Inside FMCG: How does stone paper compare in terms of feel/writability?
JT: Writing on the paper is smooth because it lacks the grain directionality of normal paper. The stone paper is brighter than regular paper, and has a velvety smooth texture. It’s waterproof and tear-resistant so a normal ball point pens work just fine.
Inside FMCG: How has the support of large organisations like Facebook helped propel the brand?
JT: It has become a fantastic loop for us. We started off selling purely online to customers all over the world (we’ve got an amazing community of over 80,000 customers in over 84 countries). These customers have requested our products at their local bookstores, who in turn have become stockists. Furthermore, these same customers work in offices and workplaces around the world who are looking to become more eco-friendly and socially

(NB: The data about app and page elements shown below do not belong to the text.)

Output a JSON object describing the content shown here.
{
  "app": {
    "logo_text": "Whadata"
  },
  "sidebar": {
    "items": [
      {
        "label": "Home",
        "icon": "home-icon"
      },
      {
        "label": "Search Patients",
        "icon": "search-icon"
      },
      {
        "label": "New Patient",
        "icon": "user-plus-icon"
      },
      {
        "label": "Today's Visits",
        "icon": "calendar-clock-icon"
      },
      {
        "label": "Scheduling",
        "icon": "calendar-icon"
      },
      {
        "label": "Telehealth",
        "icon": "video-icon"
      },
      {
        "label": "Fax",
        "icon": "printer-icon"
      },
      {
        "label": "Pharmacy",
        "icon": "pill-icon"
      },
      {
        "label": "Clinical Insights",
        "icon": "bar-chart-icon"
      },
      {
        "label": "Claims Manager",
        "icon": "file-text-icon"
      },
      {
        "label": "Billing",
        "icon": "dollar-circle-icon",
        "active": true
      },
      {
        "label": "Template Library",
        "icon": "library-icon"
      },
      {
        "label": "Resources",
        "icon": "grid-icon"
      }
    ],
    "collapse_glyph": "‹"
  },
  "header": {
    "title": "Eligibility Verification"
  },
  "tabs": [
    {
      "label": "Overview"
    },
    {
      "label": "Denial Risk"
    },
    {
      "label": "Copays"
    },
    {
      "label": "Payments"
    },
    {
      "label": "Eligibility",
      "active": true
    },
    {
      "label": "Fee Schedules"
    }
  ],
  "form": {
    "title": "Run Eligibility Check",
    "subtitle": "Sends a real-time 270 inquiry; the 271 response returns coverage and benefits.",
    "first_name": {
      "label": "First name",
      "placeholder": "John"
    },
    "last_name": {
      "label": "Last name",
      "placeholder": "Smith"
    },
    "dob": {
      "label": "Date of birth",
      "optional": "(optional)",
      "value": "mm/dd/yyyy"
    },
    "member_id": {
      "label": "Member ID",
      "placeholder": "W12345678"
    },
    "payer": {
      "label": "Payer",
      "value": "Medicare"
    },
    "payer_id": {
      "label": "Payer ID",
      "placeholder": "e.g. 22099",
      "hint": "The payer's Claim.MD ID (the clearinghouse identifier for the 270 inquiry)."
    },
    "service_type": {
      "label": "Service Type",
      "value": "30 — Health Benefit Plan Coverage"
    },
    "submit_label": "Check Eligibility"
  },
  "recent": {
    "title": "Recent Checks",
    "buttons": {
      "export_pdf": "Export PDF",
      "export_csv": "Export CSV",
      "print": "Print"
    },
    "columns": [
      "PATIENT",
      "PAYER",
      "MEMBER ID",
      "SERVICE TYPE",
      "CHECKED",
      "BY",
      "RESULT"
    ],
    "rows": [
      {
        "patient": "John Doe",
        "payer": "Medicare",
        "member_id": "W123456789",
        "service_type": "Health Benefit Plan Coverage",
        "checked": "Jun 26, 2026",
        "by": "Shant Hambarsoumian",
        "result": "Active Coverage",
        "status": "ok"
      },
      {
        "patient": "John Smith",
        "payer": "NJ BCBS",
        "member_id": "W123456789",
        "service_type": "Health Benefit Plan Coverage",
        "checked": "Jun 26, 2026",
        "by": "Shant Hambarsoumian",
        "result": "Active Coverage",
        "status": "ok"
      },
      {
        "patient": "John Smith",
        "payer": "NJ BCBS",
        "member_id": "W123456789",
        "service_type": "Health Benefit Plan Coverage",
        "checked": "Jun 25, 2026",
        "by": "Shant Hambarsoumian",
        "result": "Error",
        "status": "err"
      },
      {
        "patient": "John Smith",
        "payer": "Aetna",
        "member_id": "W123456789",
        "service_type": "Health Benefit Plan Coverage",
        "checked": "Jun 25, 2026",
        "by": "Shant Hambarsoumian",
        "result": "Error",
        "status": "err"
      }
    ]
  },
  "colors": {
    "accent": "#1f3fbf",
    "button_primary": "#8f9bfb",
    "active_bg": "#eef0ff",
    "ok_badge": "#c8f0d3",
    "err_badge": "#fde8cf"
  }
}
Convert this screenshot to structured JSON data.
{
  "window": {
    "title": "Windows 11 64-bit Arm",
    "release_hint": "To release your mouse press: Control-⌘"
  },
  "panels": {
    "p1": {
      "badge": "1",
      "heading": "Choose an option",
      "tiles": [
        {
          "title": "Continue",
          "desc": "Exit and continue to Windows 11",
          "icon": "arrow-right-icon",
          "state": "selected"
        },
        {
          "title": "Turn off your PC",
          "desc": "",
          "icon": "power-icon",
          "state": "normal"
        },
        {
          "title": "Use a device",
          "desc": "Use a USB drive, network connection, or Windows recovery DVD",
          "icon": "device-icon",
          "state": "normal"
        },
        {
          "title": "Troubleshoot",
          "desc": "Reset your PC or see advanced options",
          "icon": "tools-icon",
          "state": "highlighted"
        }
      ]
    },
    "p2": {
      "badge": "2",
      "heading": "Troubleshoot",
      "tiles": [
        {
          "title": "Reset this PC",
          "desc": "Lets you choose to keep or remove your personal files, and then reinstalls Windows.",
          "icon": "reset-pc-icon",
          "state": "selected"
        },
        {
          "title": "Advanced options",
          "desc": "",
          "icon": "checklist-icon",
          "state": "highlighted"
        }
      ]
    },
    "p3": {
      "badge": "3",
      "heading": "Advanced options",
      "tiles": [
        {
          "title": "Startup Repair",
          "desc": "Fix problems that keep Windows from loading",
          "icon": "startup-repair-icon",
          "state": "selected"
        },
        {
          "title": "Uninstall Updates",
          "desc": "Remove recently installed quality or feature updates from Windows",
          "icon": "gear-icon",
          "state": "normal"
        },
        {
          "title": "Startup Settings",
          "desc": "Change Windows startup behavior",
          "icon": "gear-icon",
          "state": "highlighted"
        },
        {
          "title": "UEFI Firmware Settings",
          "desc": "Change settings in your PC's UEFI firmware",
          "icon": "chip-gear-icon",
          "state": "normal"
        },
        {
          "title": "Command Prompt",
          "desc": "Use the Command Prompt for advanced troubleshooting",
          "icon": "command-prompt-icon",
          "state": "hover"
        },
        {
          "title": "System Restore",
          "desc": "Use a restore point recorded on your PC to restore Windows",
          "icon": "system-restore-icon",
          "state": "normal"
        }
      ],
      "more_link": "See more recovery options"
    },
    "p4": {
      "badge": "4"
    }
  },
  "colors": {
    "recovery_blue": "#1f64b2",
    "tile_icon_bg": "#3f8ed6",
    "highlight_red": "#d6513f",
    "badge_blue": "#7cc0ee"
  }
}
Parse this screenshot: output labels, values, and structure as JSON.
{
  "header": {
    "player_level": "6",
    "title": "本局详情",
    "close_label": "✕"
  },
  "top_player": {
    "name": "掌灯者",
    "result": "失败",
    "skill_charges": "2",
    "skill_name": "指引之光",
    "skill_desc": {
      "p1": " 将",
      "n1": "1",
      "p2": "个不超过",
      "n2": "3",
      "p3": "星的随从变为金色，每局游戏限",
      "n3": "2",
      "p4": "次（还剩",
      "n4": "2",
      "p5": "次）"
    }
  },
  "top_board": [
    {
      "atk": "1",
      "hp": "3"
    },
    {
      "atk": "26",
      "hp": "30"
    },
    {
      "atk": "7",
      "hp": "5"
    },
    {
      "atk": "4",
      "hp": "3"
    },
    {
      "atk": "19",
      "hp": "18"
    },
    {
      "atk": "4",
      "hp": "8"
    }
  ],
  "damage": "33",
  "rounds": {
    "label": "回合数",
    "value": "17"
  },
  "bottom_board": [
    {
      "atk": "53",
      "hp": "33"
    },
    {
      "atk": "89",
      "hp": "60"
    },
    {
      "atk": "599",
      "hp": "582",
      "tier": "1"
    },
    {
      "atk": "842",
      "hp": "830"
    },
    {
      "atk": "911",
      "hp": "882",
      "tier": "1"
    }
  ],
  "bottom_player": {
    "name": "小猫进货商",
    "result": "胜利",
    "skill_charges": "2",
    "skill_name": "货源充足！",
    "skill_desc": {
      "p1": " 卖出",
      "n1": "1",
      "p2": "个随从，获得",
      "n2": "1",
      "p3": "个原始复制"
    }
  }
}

conscious. This has resulted in some of the world’s leading organisations like Facebook, Chan Zuckerberg Initiative, TED, WeWork and Dermalogica to adopt Karst Stone Paper for employee induction packages, corporate gifting, events and so on. This in turn exposes Karst Stone Paper to more and more people which starts the cycle again. We are in a very unique, and seemingly niche, space that has these wonderful characteristics.
Inside FMCG: Are you planning to introduce the stationery line to Australian retailers?
JT: Karst Stone Paper is a purpose-driven business. We’ve built the company to create a more sustainable and productive world through thoughtfully designed products that inspire people and workplaces to live more consciously on a daily basis. We see ourselves in every school, in every meeting room and every workplace (whether our products and materials are branded or white label).
We are currently stocked in over 100 stores around the world, and will be in about 1000 by the same time next year. We are in a handful of Australian stores and have a warehouse in Sydney to ship our Australian customers. Most of the customers and stockists are in the US and Europe, so we also have a warehouse in LA and Amsterdam.
Inside FMCG: Have you plans to expand the range? Has it potential to be used as packaging?
JT: We started off with a single product, our flagship A5 hardcover notebooks and have since expanded to over 50 SKUs including notepads, softcover notebooks, sketchbooks in all different colours, covers and inner page variations. We have some exciting news for our flagship 2020 planner which we will keep you updated with.
Yes, we are currently looking at stone paper packaging which really ties into our mission. Although the paper we use is Cradle 2 Cradle Silver Certified (which is one of the most stringent globally recognized measures of safer and more sustainable products), the packaging used around the world although is recyclable, is still typically pulp paper (or recycled kraft paper). We’d love to be able to explore this more but it will take more time and resources.
We have also launched our Recycled and Reuse program whereby our customers can send their used Karst Stone Paper products back to us and we will ship them to our manufacturer where they will be returned into their original calcium carbonate form and ready to be used again.